Before Shutter, I had never seen a Thai film. I’m not sure I could even tell you what one looked like. Ong-Bak, maybe? Does The Hangover Part II count? Ha, just kidding, I know it does. Though I had no idea what to expect from Shutter, which turned out to be great because it totally took me by surprise. I loved almost everything about this film. From the great gimmick of only seeing a ghost via a camera and photos, to the film’s mystery, right down to the decayed design of the spirit itself. Apart from maybe a few too many jump scares I don’t have issue with Shutter. This film is a unique and continually unnerving experience, just like The Hangover II.
Two years after their escapade in Las Vegas—I mean, after a late night drink sesh with the bros, Tun (Ananda Everingham) and his new girlfriend Jane (Natthaweeranuch Thongmee) run over a young woman with their car. Do they do the honest thing and call the cops? Hell no, Tun convinces Jane (the driver) to get the hell out of there. Scared, she complies. BIG MISTAKE. After this, we learn Tun is a photographer, and during a gig at a high school graduation, notices something odd in his photos. There’s a spectral figure lurking in the background of every photo he takes. Is it? Yes, you guessed it. The woman he and Jane killed is haunting them. At first, it’s just the photos, but later it attacks Tun in his studio, stalks Jane, and even convinces some of Tun’s drinking buddies to kill themselves. How could a ghost be this persuasive? The plot thickens.

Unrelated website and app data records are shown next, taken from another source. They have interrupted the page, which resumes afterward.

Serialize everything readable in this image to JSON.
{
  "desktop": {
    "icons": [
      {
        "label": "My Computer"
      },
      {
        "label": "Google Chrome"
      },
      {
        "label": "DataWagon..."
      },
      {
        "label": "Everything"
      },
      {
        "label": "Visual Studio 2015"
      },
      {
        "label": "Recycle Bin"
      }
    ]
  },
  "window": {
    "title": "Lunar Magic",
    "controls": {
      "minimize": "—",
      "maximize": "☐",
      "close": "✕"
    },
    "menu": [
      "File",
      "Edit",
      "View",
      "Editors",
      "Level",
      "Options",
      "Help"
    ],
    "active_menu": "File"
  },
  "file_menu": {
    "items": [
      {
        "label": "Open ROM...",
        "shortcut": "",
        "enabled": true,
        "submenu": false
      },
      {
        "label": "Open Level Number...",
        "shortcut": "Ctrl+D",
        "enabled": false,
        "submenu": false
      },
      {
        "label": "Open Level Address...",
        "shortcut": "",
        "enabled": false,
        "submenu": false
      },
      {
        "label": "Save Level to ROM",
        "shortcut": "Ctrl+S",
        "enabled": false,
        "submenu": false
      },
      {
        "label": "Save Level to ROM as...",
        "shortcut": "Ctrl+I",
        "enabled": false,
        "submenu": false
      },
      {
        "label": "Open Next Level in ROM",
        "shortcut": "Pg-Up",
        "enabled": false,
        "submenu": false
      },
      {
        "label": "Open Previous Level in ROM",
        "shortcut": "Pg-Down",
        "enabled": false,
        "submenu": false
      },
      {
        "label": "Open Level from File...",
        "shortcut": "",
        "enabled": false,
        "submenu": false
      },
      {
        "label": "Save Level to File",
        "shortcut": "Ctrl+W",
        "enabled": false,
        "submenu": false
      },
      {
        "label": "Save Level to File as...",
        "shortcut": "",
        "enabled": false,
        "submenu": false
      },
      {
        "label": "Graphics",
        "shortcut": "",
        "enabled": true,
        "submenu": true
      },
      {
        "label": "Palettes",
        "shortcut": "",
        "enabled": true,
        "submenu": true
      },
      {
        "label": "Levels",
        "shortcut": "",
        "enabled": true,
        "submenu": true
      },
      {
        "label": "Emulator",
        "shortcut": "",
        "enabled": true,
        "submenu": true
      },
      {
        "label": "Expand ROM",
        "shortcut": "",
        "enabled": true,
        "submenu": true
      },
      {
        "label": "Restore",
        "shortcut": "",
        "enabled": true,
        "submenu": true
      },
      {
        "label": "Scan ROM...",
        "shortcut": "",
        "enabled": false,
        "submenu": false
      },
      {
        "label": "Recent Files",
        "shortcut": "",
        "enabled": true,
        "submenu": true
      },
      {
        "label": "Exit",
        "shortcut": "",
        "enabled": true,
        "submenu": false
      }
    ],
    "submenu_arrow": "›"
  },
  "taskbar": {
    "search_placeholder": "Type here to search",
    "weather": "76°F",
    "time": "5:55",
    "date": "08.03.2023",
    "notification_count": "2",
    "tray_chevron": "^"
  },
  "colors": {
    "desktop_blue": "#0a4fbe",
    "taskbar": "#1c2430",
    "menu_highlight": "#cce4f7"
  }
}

It turns out this ghost isn’t any ordinary ghost, but the ghost of Tun’s ex-girlfriend Natre (Achita Sikamana), a girl Tun dated out of pity and then let his friends take advantage of. This element really ties the film together. It could have been a perfectly suitable ghost story with Tun having no connection to the ghost, but because he does it adds another layer of complexity. Who are we rooting for? How can Tun redeem himself, if at all? It’s a unique personal struggle in an otherwise standard BOO! CRAP YOUR PANTS! Movie. What a rare treat it is to get a movie that is both scary and thought-provoking.
After viewing this film I wondered why more ghost films weren’t made to feel this personal. What’s more terrifying than being haunted by your own mistakes? It makes perfect sense for the genre, I’m shocked I haven’t seen it during Shocktober more times. Many of the characters in the films I have watched this year have things in common with their spectral oppressors, but few have had a direct connection. Even fewer are actually worse than their spectral oppressor. What I love about Shutter is you have the choice to root for either side. You can side for Tun after one rough night or with Natre for a rough life. It’s a moral tug-of-war.

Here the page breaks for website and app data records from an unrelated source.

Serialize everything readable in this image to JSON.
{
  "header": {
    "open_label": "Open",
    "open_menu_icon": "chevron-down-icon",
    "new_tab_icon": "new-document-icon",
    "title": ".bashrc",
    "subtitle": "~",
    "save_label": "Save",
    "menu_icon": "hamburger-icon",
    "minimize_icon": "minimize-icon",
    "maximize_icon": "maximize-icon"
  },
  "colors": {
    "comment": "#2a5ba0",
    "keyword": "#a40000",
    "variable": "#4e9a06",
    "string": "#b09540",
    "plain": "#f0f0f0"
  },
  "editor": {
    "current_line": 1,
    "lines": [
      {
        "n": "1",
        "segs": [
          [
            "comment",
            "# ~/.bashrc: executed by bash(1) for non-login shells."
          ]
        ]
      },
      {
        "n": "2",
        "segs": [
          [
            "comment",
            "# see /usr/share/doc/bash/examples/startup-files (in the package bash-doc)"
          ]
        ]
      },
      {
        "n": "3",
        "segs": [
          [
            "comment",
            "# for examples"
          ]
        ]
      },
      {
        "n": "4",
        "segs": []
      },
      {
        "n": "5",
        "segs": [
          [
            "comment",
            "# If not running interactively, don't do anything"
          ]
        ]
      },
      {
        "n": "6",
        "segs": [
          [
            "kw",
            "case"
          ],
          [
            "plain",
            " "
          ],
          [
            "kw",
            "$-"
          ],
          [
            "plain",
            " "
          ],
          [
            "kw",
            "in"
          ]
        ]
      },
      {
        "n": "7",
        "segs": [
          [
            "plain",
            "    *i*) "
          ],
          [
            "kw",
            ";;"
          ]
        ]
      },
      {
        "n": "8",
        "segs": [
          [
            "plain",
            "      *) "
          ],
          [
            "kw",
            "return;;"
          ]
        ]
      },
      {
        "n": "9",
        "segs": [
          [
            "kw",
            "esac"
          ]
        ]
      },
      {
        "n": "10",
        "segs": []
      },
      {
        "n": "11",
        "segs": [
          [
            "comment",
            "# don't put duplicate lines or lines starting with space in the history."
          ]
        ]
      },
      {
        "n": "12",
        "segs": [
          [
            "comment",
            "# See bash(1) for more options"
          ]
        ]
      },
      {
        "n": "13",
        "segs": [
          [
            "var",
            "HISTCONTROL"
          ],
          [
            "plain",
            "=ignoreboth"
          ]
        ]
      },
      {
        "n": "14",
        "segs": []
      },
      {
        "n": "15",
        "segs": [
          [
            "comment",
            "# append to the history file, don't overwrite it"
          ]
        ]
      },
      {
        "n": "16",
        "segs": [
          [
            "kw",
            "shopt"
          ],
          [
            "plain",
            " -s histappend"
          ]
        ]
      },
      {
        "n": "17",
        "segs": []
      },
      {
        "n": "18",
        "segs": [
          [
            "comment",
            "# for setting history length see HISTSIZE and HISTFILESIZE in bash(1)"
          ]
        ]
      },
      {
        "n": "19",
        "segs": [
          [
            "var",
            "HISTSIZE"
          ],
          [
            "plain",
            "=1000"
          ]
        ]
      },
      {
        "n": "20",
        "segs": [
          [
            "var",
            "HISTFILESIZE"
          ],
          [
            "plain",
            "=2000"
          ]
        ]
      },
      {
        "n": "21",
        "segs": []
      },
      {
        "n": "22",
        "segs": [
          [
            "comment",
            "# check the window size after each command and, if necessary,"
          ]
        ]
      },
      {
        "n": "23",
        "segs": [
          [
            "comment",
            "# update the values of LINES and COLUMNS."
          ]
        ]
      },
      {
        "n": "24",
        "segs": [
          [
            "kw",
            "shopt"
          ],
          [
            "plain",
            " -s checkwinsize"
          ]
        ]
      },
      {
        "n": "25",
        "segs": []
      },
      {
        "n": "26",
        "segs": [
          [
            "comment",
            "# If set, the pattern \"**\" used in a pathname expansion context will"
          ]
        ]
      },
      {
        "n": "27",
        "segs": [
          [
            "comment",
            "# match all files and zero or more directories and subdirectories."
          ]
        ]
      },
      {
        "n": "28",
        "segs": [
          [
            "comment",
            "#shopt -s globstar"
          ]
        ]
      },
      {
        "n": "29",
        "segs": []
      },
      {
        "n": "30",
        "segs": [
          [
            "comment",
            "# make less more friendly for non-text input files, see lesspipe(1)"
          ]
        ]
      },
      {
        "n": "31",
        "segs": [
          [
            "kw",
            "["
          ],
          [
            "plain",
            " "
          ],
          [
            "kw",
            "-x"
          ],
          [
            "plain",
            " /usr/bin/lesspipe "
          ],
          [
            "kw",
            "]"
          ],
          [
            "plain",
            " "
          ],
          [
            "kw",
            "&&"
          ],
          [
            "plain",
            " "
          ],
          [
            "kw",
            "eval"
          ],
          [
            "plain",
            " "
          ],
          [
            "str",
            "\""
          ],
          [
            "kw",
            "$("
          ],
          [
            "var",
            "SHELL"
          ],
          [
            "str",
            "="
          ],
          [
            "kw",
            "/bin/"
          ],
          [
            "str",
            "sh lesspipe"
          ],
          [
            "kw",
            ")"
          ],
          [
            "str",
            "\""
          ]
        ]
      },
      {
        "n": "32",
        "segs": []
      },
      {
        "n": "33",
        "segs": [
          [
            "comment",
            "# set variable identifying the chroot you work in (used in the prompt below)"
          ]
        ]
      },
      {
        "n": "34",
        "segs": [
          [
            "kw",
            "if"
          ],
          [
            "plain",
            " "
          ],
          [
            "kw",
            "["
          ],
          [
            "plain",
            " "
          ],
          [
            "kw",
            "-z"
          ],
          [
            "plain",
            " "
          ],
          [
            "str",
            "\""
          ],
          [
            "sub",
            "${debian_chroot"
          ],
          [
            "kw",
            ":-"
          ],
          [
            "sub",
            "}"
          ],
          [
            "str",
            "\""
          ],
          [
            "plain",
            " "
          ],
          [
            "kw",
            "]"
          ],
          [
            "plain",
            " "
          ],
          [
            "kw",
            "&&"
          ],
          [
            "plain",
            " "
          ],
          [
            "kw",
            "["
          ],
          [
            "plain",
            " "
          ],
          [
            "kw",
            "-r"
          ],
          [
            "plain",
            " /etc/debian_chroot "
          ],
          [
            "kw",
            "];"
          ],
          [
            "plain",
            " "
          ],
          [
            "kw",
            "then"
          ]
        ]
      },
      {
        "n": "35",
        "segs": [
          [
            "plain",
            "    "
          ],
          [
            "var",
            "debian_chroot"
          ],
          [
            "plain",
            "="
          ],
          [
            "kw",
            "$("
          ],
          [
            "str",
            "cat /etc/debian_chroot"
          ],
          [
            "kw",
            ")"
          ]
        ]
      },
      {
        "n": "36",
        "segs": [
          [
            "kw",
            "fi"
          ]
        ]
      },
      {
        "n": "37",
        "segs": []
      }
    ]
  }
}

From a technical standpoint, Shutter again impresses. It’s not as low key and shoestring as its Japanese brothers. Shutter goes all out with well-crafted makeup and CGI effects and brooding sound. Creepy score too. It amazed me to find this was the first film for writer/directors Banjong Pisanthanakun and Parkpoom Wongpoom, as the film feels very polished and professional.
Shutter was remade in 2008 with Joshua Jackson, but not even Pacey Witter could save that one. Thankfully, the original needs no saving. It’s a film confident in its lore and ability to terrorize. It has a great hook and knows how to deliver, like The Hangover II… probably.